___ Working data
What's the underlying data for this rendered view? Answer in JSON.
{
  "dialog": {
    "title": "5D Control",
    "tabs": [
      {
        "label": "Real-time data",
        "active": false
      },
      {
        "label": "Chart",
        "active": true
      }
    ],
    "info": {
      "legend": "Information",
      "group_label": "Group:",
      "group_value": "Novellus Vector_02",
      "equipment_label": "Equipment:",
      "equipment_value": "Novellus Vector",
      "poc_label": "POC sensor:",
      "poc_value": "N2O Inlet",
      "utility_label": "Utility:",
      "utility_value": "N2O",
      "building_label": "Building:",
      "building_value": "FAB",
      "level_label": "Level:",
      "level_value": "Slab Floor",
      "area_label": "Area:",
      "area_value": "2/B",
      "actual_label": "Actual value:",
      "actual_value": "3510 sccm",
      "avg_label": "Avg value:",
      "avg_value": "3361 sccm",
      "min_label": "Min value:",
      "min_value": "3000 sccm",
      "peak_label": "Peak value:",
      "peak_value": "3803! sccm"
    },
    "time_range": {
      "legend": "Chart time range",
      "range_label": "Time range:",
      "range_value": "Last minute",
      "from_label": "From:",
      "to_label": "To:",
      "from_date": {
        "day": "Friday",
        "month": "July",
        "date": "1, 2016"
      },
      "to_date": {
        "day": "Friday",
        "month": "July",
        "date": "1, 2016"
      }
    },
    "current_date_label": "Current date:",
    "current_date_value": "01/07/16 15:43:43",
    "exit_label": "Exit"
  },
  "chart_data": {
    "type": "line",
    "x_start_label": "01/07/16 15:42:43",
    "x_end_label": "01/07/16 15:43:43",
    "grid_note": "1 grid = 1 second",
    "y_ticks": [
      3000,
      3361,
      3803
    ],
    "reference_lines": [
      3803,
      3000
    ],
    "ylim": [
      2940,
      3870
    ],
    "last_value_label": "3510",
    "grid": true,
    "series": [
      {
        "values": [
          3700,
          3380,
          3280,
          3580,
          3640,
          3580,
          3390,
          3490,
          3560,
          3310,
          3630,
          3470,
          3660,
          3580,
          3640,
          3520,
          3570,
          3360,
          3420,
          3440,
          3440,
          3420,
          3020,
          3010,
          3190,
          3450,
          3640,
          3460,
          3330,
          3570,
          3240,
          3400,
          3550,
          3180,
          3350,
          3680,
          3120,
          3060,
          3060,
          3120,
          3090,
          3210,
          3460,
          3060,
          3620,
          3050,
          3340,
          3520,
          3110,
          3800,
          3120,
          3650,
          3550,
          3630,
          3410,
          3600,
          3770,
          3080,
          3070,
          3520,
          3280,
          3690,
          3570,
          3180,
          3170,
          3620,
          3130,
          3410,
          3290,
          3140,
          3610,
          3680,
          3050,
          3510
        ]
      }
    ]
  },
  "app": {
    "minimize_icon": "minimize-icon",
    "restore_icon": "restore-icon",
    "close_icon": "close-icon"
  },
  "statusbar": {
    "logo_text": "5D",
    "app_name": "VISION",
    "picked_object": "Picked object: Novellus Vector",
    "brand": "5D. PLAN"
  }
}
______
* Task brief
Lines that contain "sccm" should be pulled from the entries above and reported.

* Result for this exercise
      "actual_value": "3510 sccm",
      "avg_value": "3361 sccm",
      "min_value": "3000 sccm",
      "peak_value": "3803! sccm"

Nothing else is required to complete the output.